In the wake of the FTX scandal, the New York Department of Financial Services (NYDFS) published an open letter to the industry outlining how investor assets should be kept separate from company funds. The letter also included guidelines for custodians, and explained the necessary disclosures that firms need to make when keeping custody of digital assets for clients is part of their business model.
NYDFS took the action as federal prosecutors were applying more scrutiny to collapsed crypto trading exchange FTX and its controversial founder Sam Bankman-Fried. Bankman-Fried, or ‘SBF’ as he is known colloquially, is accused of misusing billions of dollars in customer assets and funneling them from the exchange to fund dodgy trades at his recently shuttered hedge fund.
‘As stewards of customer assets, crypto companies that act as custodians need to have rigorous processes in place that follow those relied on by traditional financial services firms,’ the NYDFS letter said.
The role of asset custodians in finance is to ‘hold on’ to customer assets for safe keeping. They could be funds, bonds, equities, or cryptocurrencies. In all cases custody has to be executed in a secure and transparent manner.
The new NYDFS guidelines are even more specific and provide detailed guidance on how digital assets should be handled.
Crucially, the agency said custodians must keep customers’ digital assets completely separate from any assets that belong to the custodian itself. In crypto terms this could mean recording the assets both on-chain and on the custodian’s own books, but maintaining appropriate records to avoid double counting.
The agency also said that assets under a custodian’s control should only be held for the purpose of safekeeping. Specifically, there should not be a debtor-creditor relationship between custodian and customer when possession of a digital asset is transferred.
Custodians in New York are also required to give customers written disclosures that clarify what the custodial arrangement means and how the custodian operates. Disclosures should explain how the custodian ‘segregates and accounts for and digital currency held in custody,’ and clarify the customer's ‘retained property interest in it.’
In July 2022, the Financial Stability Board (FSB), a G20 entity charged with monitoring financial activity in the world’s top-20 economies, announced a coming proposal that will lay out new 'robust regulation and supervision’ for cryptocurrencies.
An FSB press release said that digital currencies are evolving rapidly in a tumultuous environment marked by extreme volatility. 'Despite these worries, cryptocurrencies are becoming increasingly integrated into the traditional financial system, exposing investors to new risks.’
The agency is worried about the potential for one market failure to negatively impact participants in the wider crypto ecosystem. ‘Investors can suffer huge losses while risks are transmitted to other parts of the system and market confidence is damaged.’

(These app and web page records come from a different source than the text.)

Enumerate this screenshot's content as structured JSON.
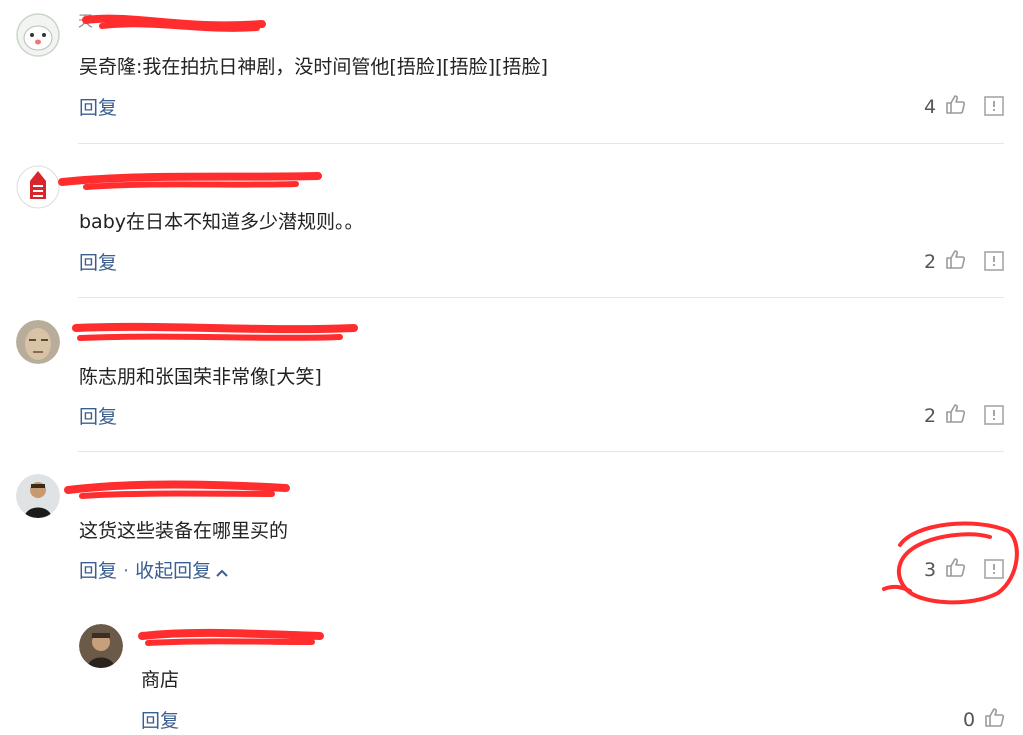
{
  "comments": [
    {
      "username_ghost": "天",
      "text": "吴奇隆:我在拍抗日神剧，没时间管他[捂脸][捂脸][捂脸]",
      "reply_label": "回复",
      "likes": "4"
    },
    {
      "username_ghost": "",
      "text": "baby在日本不知道多少潜规则。。",
      "reply_label": "回复",
      "likes": "2"
    },
    {
      "username_ghost": "",
      "text": "陈志朋和张国荣非常像[大笑]",
      "reply_label": "回复",
      "likes": "2"
    },
    {
      "username_ghost": "",
      "text": "这货这些装备在哪里买的",
      "reply_label": "回复",
      "collapse_label": "收起回复",
      "likes": "3"
    }
  ],
  "reply": {
    "username_ghost": "",
    "text": "商店",
    "reply_label": "回复",
    "likes": "0"
  },
  "colors": {
    "accent_link": "#3b5f8f",
    "redaction": "#ff2d2d",
    "divider": "#e6e6e6"
  },
  "icons": [
    "thumbs-up-icon",
    "report-icon",
    "chevron-up-icon"
  ]
}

Crypto market watchers saw this as a veiled reference to Terra’s dramatic failure in early May of 2022. The collapse of the Terra ecosystem triggered a liquidity crisis and sent several well-known crypto finance firms and hedge funds into bankruptcy.

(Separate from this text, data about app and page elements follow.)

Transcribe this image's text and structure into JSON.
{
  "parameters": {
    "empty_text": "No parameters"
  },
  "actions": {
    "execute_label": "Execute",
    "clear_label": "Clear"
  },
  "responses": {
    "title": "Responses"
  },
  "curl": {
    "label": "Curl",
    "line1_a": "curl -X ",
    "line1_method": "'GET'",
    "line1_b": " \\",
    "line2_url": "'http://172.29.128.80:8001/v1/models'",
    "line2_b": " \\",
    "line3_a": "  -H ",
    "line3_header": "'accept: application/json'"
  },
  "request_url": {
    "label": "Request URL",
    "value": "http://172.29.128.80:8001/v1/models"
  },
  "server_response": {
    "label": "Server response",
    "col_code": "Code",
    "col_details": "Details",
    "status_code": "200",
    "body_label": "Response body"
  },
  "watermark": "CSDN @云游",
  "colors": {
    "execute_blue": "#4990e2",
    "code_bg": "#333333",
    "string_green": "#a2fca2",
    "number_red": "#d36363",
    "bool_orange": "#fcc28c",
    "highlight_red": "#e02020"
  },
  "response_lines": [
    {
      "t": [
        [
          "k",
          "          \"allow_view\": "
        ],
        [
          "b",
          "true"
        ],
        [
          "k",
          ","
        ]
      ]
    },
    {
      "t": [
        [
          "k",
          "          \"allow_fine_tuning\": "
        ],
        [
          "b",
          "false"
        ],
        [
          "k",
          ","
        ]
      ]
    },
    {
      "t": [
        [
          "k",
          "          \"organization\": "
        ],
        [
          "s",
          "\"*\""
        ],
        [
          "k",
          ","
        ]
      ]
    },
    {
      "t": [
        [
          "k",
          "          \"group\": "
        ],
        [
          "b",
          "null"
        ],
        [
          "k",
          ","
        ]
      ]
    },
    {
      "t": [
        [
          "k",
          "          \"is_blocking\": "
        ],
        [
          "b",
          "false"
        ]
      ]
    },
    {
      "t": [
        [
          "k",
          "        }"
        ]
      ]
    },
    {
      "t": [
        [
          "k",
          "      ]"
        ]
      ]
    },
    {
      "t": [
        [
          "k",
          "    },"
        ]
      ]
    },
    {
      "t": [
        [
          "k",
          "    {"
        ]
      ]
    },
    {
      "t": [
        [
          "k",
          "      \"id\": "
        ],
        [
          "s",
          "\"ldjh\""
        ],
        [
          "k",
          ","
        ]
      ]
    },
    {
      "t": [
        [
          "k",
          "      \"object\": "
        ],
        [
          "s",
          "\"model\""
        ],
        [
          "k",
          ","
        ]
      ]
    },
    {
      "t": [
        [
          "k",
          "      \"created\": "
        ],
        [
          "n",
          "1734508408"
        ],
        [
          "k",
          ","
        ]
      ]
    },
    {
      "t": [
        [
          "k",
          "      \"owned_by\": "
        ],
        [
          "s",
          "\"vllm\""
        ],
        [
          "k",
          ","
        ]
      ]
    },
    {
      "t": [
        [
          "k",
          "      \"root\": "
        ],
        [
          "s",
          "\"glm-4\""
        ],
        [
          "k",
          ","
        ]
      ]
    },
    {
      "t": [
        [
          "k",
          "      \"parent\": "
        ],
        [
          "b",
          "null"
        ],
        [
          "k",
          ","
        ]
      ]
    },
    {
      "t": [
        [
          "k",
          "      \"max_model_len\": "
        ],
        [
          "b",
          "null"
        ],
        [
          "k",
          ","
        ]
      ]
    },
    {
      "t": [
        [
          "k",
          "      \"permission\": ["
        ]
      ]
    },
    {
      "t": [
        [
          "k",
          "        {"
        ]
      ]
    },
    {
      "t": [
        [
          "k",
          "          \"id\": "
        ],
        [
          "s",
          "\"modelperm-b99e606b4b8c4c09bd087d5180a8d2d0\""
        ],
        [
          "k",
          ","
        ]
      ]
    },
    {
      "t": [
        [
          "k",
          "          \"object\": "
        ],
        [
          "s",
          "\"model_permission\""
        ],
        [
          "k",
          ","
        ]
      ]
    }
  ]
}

Though the organization monitors the financial services industry closely, the October crypto proposal will mark a new chapter for the FSB. Up until now it has played a background advisory role, and any recommendations to G20 ministers and bankers have been made outside the public sphere.

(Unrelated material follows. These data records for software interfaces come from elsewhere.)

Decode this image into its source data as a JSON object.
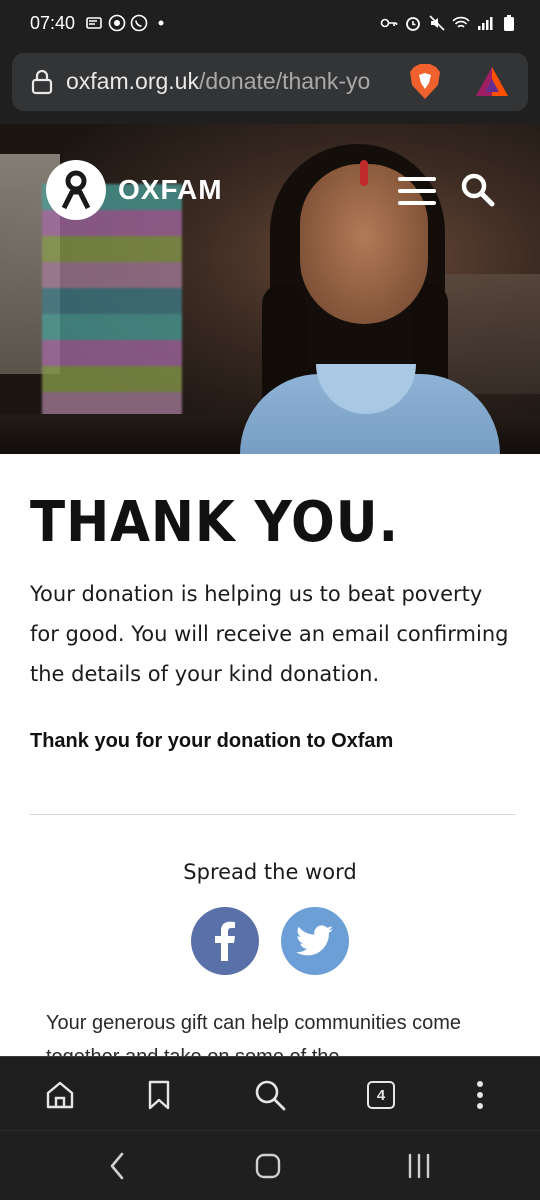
{
  "status_bar": {
    "time": "07:40",
    "left_icons": [
      "message-icon",
      "vpn-icon",
      "whatsapp-icon",
      "dot-icon"
    ],
    "right_icons": [
      "key-icon",
      "alarm-icon",
      "mute-icon",
      "wifi-icon",
      "signal-icon",
      "battery-icon"
    ]
  },
  "browser": {
    "url_host": "oxfam.org.uk",
    "url_path": "/donate/thank-yo",
    "tab_count": "4"
  },
  "header": {
    "logo_text": "OXFAM"
  },
  "main": {
    "title": "THANK YOU.",
    "body": "Your donation is helping us to beat poverty for good. You will receive an email confirming the details of your kind donation.",
    "bold_line": "Thank you for your donation to Oxfam",
    "spread_label": "Spread the word",
    "gift_text": "Your generous gift can help communities come together and take on some of the"
  },
  "colors": {
    "facebook": "#5a70a8",
    "twitter": "#6b9fd6",
    "chrome_dark": "#1f1f1f"
  }
}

In September 2022, SEC Chair Gary Gensler told the US Senate Banking Committee that the transition could re-define the blockchain in the government's eyes as something more akin to a security than a technology platform. Gensler’s view is that staking assets to a crypto network in exchange for passive rewards could be seen as proof under the so-called Howey Test that an asset qualifies as a security.